» **What the task asks**
Leaving out every picture, output the records below exactly as they are.

[Data records]
========================================
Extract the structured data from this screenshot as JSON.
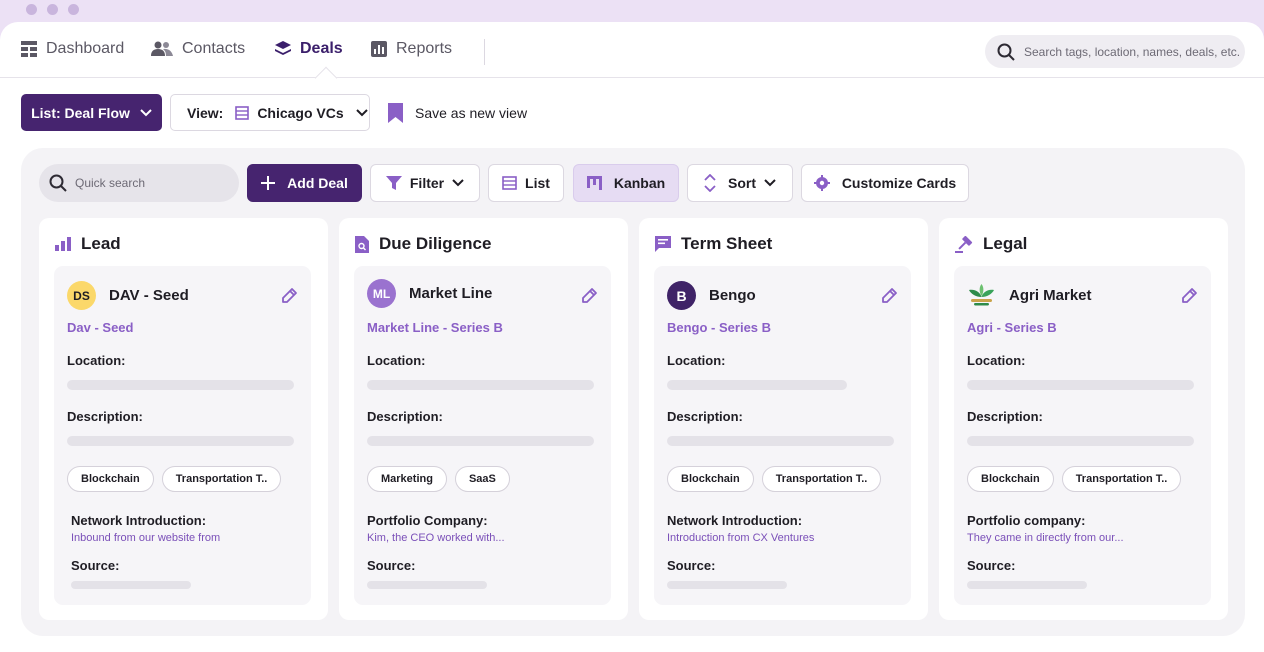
{
  "colors": {
    "accent": "#46246f",
    "accent_light": "#8a5fc6",
    "window_frame": "#ece1f5"
  },
  "nav": {
    "items": [
      {
        "label": "Dashboard",
        "icon": "grid-icon",
        "active": false
      },
      {
        "label": "Contacts",
        "icon": "users-icon",
        "active": false
      },
      {
        "label": "Deals",
        "icon": "layers-icon",
        "active": true
      },
      {
        "label": "Reports",
        "icon": "bar-chart-icon",
        "active": false
      }
    ],
    "search_placeholder": "Search tags, location, names, deals, etc."
  },
  "toolbar": {
    "list_label": "List: Deal Flow",
    "view_prefix": "View:",
    "view_value": "Chicago VCs",
    "save_label": "Save as new view"
  },
  "board_toolbar": {
    "quick_search_placeholder": "Quick search",
    "add_deal": "Add Deal",
    "filter": "Filter",
    "list": "List",
    "kanban": "Kanban",
    "sort": "Sort",
    "customize": "Customize Cards"
  },
  "columns": [
    {
      "title": "Lead",
      "icon": "bar-chart-icon",
      "card": {
        "avatar_text": "DS",
        "avatar_bg": "#fbd86a",
        "avatar_fg": "#1f1d24",
        "name": "DAV - Seed",
        "subtitle": "Dav - Seed",
        "location_label": "Location:",
        "description_label": "Description:",
        "tags": [
          "Blockchain",
          "Transportation T.."
        ],
        "intro_label": "Network Introduction:",
        "intro_text": "Inbound from our website from",
        "source_label": "Source:"
      }
    },
    {
      "title": "Due Diligence",
      "icon": "document-search-icon",
      "card": {
        "avatar_text": "ML",
        "avatar_bg": "#9a72cf",
        "avatar_fg": "#ffffff",
        "name": "Market Line",
        "subtitle": "Market Line - Series B",
        "location_label": "Location:",
        "description_label": "Description:",
        "tags": [
          "Marketing",
          "SaaS"
        ],
        "intro_label": "Portfolio Company:",
        "intro_text": "Kim, the CEO worked with...",
        "source_label": "Source:"
      }
    },
    {
      "title": "Term Sheet",
      "icon": "message-icon",
      "card": {
        "avatar_text": "B",
        "avatar_bg": "#3f2367",
        "avatar_fg": "#ffffff",
        "name": "Bengo",
        "subtitle": "Bengo - Series B",
        "location_label": "Location:",
        "description_label": "Description:",
        "tags": [
          "Blockchain",
          "Transportation T.."
        ],
        "intro_label": "Network Introduction:",
        "intro_text": "Introduction from CX Ventures",
        "source_label": "Source:"
      }
    },
    {
      "title": "Legal",
      "icon": "gavel-icon",
      "card": {
        "avatar_text": "",
        "avatar_bg": "#ffffff",
        "avatar_fg": "#2e8b4a",
        "name": "Agri Market",
        "subtitle": "Agri - Series B",
        "location_label": "Location:",
        "description_label": "Description:",
        "tags": [
          "Blockchain",
          "Transportation T.."
        ],
        "intro_label": "Portfolio company:",
        "intro_text": "They came in directly from our...",
        "source_label": "Source:"
      }
    }
  ]
}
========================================
» **Exercise output**
Extract the structured data from this screenshot as JSON.
{
  "colors": {
    "accent": "#46246f",
    "accent_light": "#8a5fc6",
    "window_frame": "#ece1f5"
  },
  "nav": {
    "items": [
      {
        "label": "Dashboard",
        "icon": "grid-icon",
        "active": false
      },
      {
        "label": "Contacts",
        "icon": "users-icon",
        "active": false
      },
      {
        "label": "Deals",
        "icon": "layers-icon",
        "active": true
      },
      {
        "label": "Reports",
        "icon": "bar-chart-icon",
        "active": false
      }
    ],
    "search_placeholder": "Search tags, location, names, deals, etc."
  },
  "toolbar": {
    "list_label": "List: Deal Flow",
    "view_prefix": "View:",
    "view_value": "Chicago VCs",
    "save_label": "Save as new view"
  },
  "board_toolbar": {
    "quick_search_placeholder": "Quick search",
    "add_deal": "Add Deal",
    "filter": "Filter",
    "list": "List",
    "kanban": "Kanban",
    "sort": "Sort",
    "customize": "Customize Cards"
  },
  "columns": [
    {
      "title": "Lead",
      "icon": "bar-chart-icon",
      "card": {
        "avatar_text": "DS",
        "avatar_bg": "#fbd86a",
        "avatar_fg": "#1f1d24",
        "name": "DAV - Seed",
        "subtitle": "Dav - Seed",
        "location_label": "Location:",
        "description_label": "Description:",
        "tags": [
          "Blockchain",
          "Transportation T.."
        ],
        "intro_label": "Network Introduction:",
        "intro_text": "Inbound from our website from",
        "source_label": "Source:"
      }
    },
    {
      "title": "Due Diligence",
      "icon": "document-search-icon",
      "card": {
        "avatar_text": "ML",
        "avatar_bg": "#9a72cf",
        "avatar_fg": "#ffffff",
        "name": "Market Line",
        "subtitle": "Market Line - Series B",
        "location_label": "Location:",
        "description_label": "Description:",
        "tags": [
          "Marketing",
          "SaaS"
        ],
        "intro_label": "Portfolio Company:",
        "intro_text": "Kim, the CEO worked with...",
        "source_label": "Source:"
      }
    },
    {
      "title": "Term Sheet",
      "icon": "message-icon",
      "card": {
        "avatar_text": "B",
        "avatar_bg": "#3f2367",
        "avatar_fg": "#ffffff",
        "name": "Bengo",
        "subtitle": "Bengo - Series B",
        "location_label": "Location:",
        "description_label": "Description:",
        "tags": [
          "Blockchain",
          "Transportation T.."
        ],
        "intro_label": "Network Introduction:",
        "intro_text": "Introduction from CX Ventures",
        "source_label": "Source:"
      }
    },
    {
      "title": "Legal",
      "icon": "gavel-icon",
      "card": {
        "avatar_text": "",
        "avatar_bg": "#ffffff",
        "avatar_fg": "#2e8b4a",
        "name": "Agri Market",
        "subtitle": "Agri - Series B",
        "location_label": "Location:",
        "description_label": "Description:",
        "tags": [
          "Blockchain",
          "Transportation T.."
        ],
        "intro_label": "Portfolio company:",
        "intro_text": "They came in directly from our...",
        "source_label": "Source:"
      }
    }
  ]
}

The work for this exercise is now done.